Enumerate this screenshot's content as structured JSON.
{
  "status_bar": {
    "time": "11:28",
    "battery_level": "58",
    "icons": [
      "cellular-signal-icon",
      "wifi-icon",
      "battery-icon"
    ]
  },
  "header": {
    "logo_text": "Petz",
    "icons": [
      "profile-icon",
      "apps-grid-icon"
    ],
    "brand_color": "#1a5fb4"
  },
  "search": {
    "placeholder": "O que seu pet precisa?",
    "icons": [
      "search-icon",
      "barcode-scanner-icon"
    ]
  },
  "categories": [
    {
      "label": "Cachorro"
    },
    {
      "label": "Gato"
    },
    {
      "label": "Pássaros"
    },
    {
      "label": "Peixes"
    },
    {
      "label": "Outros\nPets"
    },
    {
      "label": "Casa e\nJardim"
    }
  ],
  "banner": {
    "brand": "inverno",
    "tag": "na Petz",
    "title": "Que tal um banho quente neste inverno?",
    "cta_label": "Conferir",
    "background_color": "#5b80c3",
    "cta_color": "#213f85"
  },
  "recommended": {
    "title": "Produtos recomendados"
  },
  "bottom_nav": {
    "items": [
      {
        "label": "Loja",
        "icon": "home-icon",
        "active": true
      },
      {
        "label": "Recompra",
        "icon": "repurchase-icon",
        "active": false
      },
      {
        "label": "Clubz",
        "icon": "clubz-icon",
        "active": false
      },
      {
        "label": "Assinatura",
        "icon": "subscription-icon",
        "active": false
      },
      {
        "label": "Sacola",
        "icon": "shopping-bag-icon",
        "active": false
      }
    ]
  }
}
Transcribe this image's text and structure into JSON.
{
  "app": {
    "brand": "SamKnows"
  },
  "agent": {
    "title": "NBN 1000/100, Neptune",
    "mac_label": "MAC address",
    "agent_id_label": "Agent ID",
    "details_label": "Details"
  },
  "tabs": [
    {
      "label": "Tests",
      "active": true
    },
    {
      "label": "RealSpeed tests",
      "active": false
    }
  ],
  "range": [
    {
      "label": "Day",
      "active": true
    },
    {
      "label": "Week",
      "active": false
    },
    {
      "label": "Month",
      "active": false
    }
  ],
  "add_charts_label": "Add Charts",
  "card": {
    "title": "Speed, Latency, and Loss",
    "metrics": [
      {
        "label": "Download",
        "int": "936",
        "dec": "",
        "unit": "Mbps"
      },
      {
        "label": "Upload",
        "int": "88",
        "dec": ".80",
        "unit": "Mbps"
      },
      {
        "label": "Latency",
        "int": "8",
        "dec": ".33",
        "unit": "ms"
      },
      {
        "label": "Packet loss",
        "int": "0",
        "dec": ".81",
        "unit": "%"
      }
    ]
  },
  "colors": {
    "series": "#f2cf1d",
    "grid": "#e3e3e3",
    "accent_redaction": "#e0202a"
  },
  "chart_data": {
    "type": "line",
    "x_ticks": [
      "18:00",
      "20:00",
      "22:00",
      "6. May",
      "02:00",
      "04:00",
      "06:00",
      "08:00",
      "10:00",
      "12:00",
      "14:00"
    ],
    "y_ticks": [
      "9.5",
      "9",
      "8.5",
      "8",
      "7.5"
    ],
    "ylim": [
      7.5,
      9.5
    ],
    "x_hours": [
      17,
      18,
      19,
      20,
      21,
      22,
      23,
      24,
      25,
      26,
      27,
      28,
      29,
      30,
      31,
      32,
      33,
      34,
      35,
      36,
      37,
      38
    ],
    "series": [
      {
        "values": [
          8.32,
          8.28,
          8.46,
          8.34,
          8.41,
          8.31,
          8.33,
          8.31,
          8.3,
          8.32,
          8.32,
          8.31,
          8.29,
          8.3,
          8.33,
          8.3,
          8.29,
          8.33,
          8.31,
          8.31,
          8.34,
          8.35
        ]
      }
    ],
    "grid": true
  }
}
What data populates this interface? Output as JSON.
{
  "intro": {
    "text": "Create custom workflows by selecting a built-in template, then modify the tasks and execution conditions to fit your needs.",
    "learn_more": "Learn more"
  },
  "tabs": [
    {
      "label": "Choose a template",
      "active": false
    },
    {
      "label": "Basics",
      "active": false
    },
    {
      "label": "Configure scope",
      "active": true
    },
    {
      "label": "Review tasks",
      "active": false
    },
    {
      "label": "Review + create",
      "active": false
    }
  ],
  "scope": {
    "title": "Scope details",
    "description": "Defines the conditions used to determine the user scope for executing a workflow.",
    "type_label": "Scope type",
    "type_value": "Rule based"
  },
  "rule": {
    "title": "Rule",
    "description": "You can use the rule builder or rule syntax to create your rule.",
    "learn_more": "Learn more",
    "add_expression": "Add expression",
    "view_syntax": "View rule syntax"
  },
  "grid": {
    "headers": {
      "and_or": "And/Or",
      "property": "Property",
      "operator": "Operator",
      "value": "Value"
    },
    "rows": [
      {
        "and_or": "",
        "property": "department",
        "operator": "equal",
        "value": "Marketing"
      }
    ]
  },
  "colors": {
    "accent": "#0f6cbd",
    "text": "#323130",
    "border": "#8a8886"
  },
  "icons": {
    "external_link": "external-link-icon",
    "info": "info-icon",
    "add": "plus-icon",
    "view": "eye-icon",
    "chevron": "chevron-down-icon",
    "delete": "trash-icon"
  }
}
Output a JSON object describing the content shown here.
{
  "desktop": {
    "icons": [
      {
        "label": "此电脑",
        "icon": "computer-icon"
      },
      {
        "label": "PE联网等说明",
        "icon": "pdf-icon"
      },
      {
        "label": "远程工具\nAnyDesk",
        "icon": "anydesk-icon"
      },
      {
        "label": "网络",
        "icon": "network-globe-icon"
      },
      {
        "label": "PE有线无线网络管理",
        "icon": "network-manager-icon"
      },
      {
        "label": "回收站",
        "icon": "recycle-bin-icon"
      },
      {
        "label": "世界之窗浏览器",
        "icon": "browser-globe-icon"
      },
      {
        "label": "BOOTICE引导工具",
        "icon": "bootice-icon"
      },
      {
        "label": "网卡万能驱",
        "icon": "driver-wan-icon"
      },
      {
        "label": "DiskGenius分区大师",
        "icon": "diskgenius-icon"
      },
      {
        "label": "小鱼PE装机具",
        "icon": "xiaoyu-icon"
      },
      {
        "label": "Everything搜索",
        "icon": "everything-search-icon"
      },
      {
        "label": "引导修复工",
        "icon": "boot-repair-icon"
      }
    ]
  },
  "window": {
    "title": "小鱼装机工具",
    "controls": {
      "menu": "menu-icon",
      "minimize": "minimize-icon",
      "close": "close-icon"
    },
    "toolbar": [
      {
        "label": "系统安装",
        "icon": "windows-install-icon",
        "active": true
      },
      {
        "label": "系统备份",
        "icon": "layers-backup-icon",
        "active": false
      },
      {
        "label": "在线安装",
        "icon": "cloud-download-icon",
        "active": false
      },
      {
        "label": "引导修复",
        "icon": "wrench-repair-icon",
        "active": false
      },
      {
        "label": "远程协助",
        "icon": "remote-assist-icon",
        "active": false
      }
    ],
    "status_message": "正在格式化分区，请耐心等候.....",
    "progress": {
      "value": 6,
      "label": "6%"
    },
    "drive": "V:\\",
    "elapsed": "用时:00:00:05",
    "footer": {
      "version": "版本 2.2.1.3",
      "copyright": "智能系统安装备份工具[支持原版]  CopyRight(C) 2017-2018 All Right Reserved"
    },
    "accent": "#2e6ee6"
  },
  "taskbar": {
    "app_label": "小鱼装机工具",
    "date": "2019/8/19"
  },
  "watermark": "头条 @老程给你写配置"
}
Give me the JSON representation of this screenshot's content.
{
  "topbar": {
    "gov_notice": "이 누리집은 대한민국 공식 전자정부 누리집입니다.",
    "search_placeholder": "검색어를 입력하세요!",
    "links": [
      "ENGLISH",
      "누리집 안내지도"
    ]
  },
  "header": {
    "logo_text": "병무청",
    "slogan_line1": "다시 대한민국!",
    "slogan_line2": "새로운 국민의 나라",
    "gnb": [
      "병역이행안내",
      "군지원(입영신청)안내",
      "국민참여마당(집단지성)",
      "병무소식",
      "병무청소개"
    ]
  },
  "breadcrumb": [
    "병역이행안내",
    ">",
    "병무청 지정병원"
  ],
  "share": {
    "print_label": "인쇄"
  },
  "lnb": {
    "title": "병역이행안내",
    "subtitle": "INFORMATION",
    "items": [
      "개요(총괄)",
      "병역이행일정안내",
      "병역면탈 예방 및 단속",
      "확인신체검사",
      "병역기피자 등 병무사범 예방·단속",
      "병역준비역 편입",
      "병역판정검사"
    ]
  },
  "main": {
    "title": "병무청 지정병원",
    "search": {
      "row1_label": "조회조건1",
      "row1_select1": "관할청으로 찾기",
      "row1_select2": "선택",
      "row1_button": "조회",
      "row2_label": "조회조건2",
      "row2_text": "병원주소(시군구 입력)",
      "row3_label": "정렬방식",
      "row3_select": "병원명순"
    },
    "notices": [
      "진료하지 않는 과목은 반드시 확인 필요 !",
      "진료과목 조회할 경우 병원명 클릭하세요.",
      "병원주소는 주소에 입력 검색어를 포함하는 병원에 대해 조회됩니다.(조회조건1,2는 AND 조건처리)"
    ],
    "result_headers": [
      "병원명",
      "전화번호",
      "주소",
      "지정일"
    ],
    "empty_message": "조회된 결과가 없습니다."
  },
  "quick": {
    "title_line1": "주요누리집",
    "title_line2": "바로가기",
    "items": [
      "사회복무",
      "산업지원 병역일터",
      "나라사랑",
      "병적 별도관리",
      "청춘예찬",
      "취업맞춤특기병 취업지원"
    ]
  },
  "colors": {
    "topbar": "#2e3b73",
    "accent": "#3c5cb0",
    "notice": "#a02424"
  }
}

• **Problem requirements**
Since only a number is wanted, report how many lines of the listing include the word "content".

• **Result of the task**
3